▶ [TASK]
I would like every record reproduced exactly, with the pictures left out.

▶ [RECORDS]
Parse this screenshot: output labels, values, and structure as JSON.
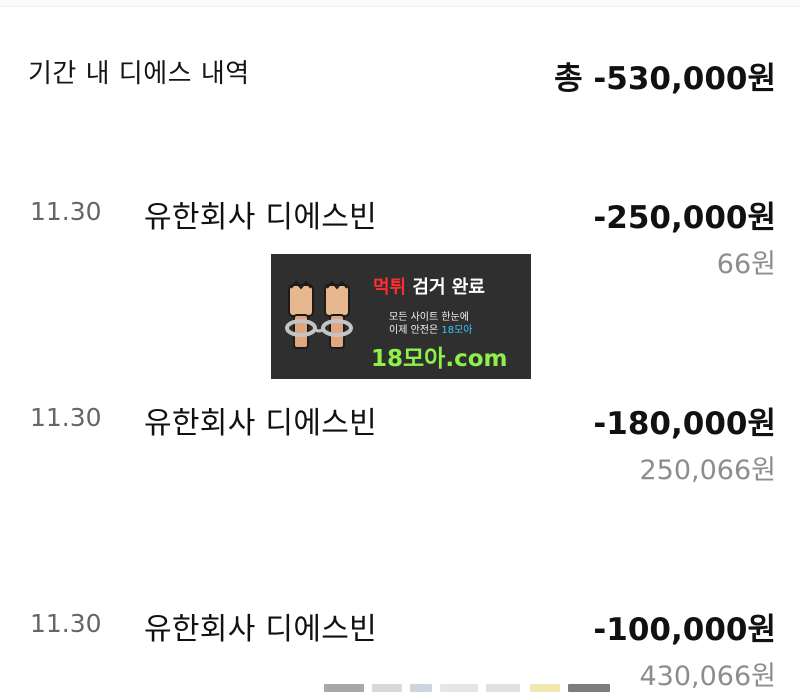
{
  "summary": {
    "label": "기간 내 디에스 내역",
    "total": "총 -530,000원"
  },
  "transactions": [
    {
      "date": "11.30",
      "merchant": "유한회사 디에스빈",
      "amount": "-250,000원",
      "balance": "66원"
    },
    {
      "date": "11.30",
      "merchant": "유한회사 디에스빈",
      "amount": "-180,000원",
      "balance": "250,066원"
    },
    {
      "date": "11.30",
      "merchant": "유한회사 디에스빈",
      "amount": "-100,000원",
      "balance": "430,066원"
    }
  ],
  "banner": {
    "headline_red": "먹튀",
    "headline_white": " 검거 완료",
    "line1": "모든 사이트 한눈에",
    "line2_prefix": "이제 안전은 ",
    "line2_accent": "18모아",
    "domain": "18모아.com"
  },
  "colors": {
    "primary_text": "#111111",
    "secondary_text": "#666666",
    "balance_text": "#8d8d8d",
    "divider": "#ececec",
    "banner_bg": "#2f2f2f",
    "banner_red": "#ff2f2f",
    "banner_blue": "#39c7ff",
    "banner_green": "#8ef14b"
  },
  "icons": [
    "fist-handcuff-icon"
  ]
}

▶ [ANSWER TO THIS EXERCISE]
Parse this screenshot: output labels, values, and structure as JSON.
{
  "summary": {
    "label": "기간 내 디에스 내역",
    "total": "총 -530,000원"
  },
  "transactions": [
    {
      "date": "11.30",
      "merchant": "유한회사 디에스빈",
      "amount": "-250,000원",
      "balance": "66원"
    },
    {
      "date": "11.30",
      "merchant": "유한회사 디에스빈",
      "amount": "-180,000원",
      "balance": "250,066원"
    },
    {
      "date": "11.30",
      "merchant": "유한회사 디에스빈",
      "amount": "-100,000원",
      "balance": "430,066원"
    }
  ],
  "banner": {
    "headline_red": "먹튀",
    "headline_white": " 검거 완료",
    "line1": "모든 사이트 한눈에",
    "line2_prefix": "이제 안전은 ",
    "line2_accent": "18모아",
    "domain": "18모아.com"
  },
  "colors": {
    "primary_text": "#111111",
    "secondary_text": "#666666",
    "balance_text": "#8d8d8d",
    "divider": "#ececec",
    "banner_bg": "#2f2f2f",
    "banner_red": "#ff2f2f",
    "banner_blue": "#39c7ff",
    "banner_green": "#8ef14b"
  },
  "icons": [
    "fist-handcuff-icon"
  ]
}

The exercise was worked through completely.